Will Surekha Dial an Ambulance?
A tiny bead of sweat ran down the ridge of my nose. It reached the end, teetered for a split second, then dropped quietly onto the doctor’s desk. I sat behind the desk, inside the Vijay Nagar Women of India clinic, which is tucked into a government-built housing project in the Bandra East area of Mumbai. As the sweat hit the desk, it made a soft splat, and little Natra’s eyes followed it down. About 3 years old, he seemed pretty interested in the inability of this strange white man to deal with the Mumbai heat – not surprising, all things considered.
Natra and his mother, Surekha, had agreed to take a survey about healthcare administered by Acumen Fund Fellow Joanna Harries and her colleague, Rubina Dsouza. Joanna and Rubina work for Dial 1298 for Ambulance, a professionally-run, high quality ambulance service run in Mumbai (51 ambulances) and Kerala (30 ambulances). You dial 1298 to get a fully-equipped ambulance with doctor and medical equipment on-board. 1298 is affiliated with the Ambulance Access for All Foundation, whose mission is to provide high-quality service for all Indians, regardless of income. (Full disclosure: I work for Acumen Fund, an investor in Dial 1298 for Ambulance.)

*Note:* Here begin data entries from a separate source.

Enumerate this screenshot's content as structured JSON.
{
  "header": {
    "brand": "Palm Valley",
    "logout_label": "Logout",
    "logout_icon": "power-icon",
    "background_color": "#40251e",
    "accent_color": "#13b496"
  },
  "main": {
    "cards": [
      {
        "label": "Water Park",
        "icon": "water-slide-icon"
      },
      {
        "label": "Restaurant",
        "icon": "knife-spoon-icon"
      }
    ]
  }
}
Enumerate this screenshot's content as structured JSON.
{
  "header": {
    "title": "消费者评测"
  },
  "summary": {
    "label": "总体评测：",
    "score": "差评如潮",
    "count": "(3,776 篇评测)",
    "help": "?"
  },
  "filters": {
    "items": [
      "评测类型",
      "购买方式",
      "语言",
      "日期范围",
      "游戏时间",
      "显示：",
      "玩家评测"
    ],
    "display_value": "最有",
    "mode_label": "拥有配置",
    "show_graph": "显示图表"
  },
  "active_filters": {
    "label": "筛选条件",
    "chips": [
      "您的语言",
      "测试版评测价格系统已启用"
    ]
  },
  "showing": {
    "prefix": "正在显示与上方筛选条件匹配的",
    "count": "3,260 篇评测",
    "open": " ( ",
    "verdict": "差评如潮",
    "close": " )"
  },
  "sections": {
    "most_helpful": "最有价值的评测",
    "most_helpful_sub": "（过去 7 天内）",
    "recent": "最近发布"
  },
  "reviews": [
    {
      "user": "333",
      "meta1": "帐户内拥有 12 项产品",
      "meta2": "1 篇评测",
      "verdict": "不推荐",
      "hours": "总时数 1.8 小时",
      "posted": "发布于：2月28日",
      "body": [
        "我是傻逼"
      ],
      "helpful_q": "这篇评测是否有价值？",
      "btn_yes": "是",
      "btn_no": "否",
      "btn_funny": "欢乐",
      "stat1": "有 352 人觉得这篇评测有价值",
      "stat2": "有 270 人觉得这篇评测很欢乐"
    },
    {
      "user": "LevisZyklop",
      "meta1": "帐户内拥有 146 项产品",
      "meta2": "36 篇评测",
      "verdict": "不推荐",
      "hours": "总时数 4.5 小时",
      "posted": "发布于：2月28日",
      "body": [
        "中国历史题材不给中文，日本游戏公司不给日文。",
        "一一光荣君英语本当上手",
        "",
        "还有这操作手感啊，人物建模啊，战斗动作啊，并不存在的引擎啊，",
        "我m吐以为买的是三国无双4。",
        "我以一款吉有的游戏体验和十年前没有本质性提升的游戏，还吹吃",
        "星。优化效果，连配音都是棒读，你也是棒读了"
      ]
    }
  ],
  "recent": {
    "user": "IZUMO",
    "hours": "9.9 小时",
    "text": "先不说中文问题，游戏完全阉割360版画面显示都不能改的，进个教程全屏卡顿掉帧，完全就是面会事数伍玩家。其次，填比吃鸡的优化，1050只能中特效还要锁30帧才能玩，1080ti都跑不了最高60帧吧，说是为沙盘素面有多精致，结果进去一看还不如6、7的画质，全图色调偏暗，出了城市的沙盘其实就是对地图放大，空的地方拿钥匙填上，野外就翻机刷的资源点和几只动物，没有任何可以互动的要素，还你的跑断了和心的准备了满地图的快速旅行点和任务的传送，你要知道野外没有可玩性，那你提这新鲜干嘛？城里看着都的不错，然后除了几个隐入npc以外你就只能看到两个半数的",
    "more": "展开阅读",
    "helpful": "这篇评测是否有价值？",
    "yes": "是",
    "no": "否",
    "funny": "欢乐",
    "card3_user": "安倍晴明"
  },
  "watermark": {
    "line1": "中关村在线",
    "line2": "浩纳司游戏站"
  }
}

But will poor Indians call an ambulance? That’s what Joanna and Rubina are working to find out. Service for all is not only a noble goal, it’s good business as well – after all, some 40 to 60 percent of Mumbaikers live below the poverty line, in slums. If you fail to serve this customer segment, you miss a huge number of calls – and your ambulances can run below capacity.
Effectively serving this market begins with listening, and that’s what Joanna and Rubina are doing. They have been spending time visiting various Women of India clinics, all of which are located in slum areas, and asking a simple, 5-question survey: what do you do when you get sick?; how do you get to the hospital?; which (if any) ambulances do you call?; why wouldn’t you call an ambulance?; who helps you when you get sick?
Joanna and Rubina and I did eight surveys today, just the tip of the iceberg. What is interesting is that 1298 takes its commitment to the low-income segments seriously – both in terms of social impact and in terms of business sense. The company is marketing in a number of innovative ways – tying up with schools, hospitals, train stations, and more. Slum outreach is an element of their business plan. Regardless of income level, growing 1298’s customer base is an awareness game – call it marketing, brand management, outreach, whatever – you have to have potential customers know about your service before you earn their business.